The civilizations, which evolved at this time, in this part of Europe, attract our attention by the brilliance of their material culture (ceramics, statues, jewelry and accessories) and by their great mastery of techniques (architectural, metallurgical, and social organization).
These civilizations, contributed to an essential part of the cultural development of the whole European continent. The improvement in our understanding of that epoch and its civilizations is the fruit of the enterprising work of a number of research scientists from a great number of countries. The research contributes, as well, to our understanding of the origins of contemporary populations.
Many uncertainties still remain, however, which are mainly due to an uneven geographical distribution of research; certain regions were studied while others remain unexplored. The very rapid evolution of theories and methods of research make it all the more difficult to realize a general synthesis accepted by all, because of the disparity in the available information. Often, the dating methods, for example, the use of carbon dating, have produced some regional chronological references, which do not correlate.

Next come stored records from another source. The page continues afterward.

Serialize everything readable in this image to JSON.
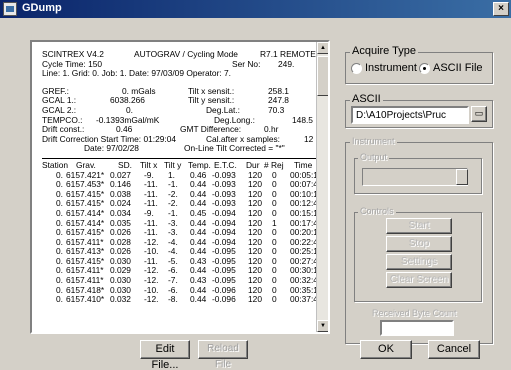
{
  "window": {
    "title": "GDump",
    "close_glyph": "×"
  },
  "textpane": {
    "lines": [
      [
        "SCINTREX V4.2",
        "AUTOGRAV / Cycling Mode",
        "R7.1 REMOTE"
      ],
      [
        "Cycle Time:   150",
        "Ser No:",
        "249."
      ],
      [
        "Line:   1.  Grid:   0.  Job:   1.  Date: 97/03/09  Operator:   7."
      ],
      [],
      [
        "GREF.:",
        "0. mGals",
        "Tilt x sensit.:",
        "258.1"
      ],
      [
        "GCAL 1.:",
        "6038.266",
        "Tilt y sensit.:",
        "247.8"
      ],
      [
        "GCAL 2.:",
        "0.",
        "Deg.Lat.:",
        "70.3"
      ],
      [
        "TEMPCO.:",
        "-0.1393mGal/mK",
        "Deg.Long.:",
        "148.5"
      ],
      [
        "Drift const.:",
        "0.46",
        "GMT Difference:",
        "0.hr"
      ],
      [
        "Drift Correction Start  Time: 01:29:04",
        "Cal.after x samples:",
        "12"
      ],
      [
        "Date: 97/02/28",
        "On-Line Tilt Corrected = \"*\""
      ]
    ],
    "columns": [
      "Station",
      "Grav.",
      "SD.",
      "Tilt x",
      "Tilt y",
      "Temp.",
      "E.T.C.",
      "Dur",
      "# Rej",
      "Time"
    ],
    "rows": [
      [
        "0.",
        "6157.421*",
        "0.027",
        "-9.",
        "1.",
        "0.46",
        "-0.093",
        "120",
        "0",
        "00:05:13"
      ],
      [
        "0.",
        "6157.453*",
        "0.146",
        "-11.",
        "-1.",
        "0.44",
        "-0.093",
        "120",
        "0",
        "00:07:43"
      ],
      [
        "0.",
        "6157.415*",
        "0.038",
        "-11.",
        "-2.",
        "0.44",
        "-0.093",
        "120",
        "0",
        "00:10:13"
      ],
      [
        "0.",
        "6157.415*",
        "0.024",
        "-11.",
        "-2.",
        "0.44",
        "-0.093",
        "120",
        "0",
        "00:12:43"
      ],
      [
        "0.",
        "6157.414*",
        "0.034",
        "-9.",
        "-1.",
        "0.45",
        "-0.094",
        "120",
        "0",
        "00:15:13"
      ],
      [
        "0.",
        "6157.414*",
        "0.035",
        "-11.",
        "-3.",
        "0.44",
        "-0.094",
        "120",
        "1",
        "00:17:43"
      ],
      [
        "0.",
        "6157.415*",
        "0.026",
        "-11.",
        "-3.",
        "0.44",
        "-0.094",
        "120",
        "0",
        "00:20:13"
      ],
      [
        "0.",
        "6157.411*",
        "0.028",
        "-12.",
        "-4.",
        "0.44",
        "-0.094",
        "120",
        "0",
        "00:22:43"
      ],
      [
        "0.",
        "6157.413*",
        "0.026",
        "-10.",
        "-4.",
        "0.44",
        "-0.095",
        "120",
        "0",
        "00:25:13"
      ],
      [
        "0.",
        "6157.415*",
        "0.030",
        "-11.",
        "-5.",
        "0.43",
        "-0.095",
        "120",
        "0",
        "00:27:43"
      ],
      [
        "0.",
        "6157.411*",
        "0.029",
        "-12.",
        "-6.",
        "0.44",
        "-0.095",
        "120",
        "0",
        "00:30:13"
      ],
      [
        "0.",
        "6157.411*",
        "0.030",
        "-12.",
        "-7.",
        "0.43",
        "-0.095",
        "120",
        "0",
        "00:32:43"
      ],
      [
        "0.",
        "6157.418*",
        "0.030",
        "-10.",
        "-6.",
        "0.44",
        "-0.096",
        "120",
        "0",
        "00:35:13"
      ],
      [
        "0.",
        "6157.410*",
        "0.032",
        "-12.",
        "-8.",
        "0.44",
        "-0.096",
        "120",
        "0",
        "00:37:43"
      ]
    ]
  },
  "acquire": {
    "label": "Acquire Type",
    "instrument_label": "Instrument",
    "ascii_label": "ASCII File",
    "selected": "ascii"
  },
  "ascii": {
    "label": "ASCII",
    "path": "D:\\A10Projects\\Pruc"
  },
  "instrument": {
    "label": "Instrument",
    "output_label": "Output",
    "controls_label": "Controls",
    "start_label": "Start",
    "stop_label": "Stop",
    "settings_label": "Settings",
    "clear_label": "Clear Screen",
    "byte_count_label": "Received Byte Count"
  },
  "buttons": {
    "edit_file": "Edit File...",
    "reload_file": "Reload File",
    "ok": "OK",
    "cancel": "Cancel"
  },
  "colors": {
    "titlebar_start": "#0a246a",
    "titlebar_end": "#3a6ea5",
    "dialog_bg": "#d4d0c8"
  }
}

In spite of all of these difficulties, this period is quite clearly among the most significant and most attractive chapter in the history of the human ages on the European continent.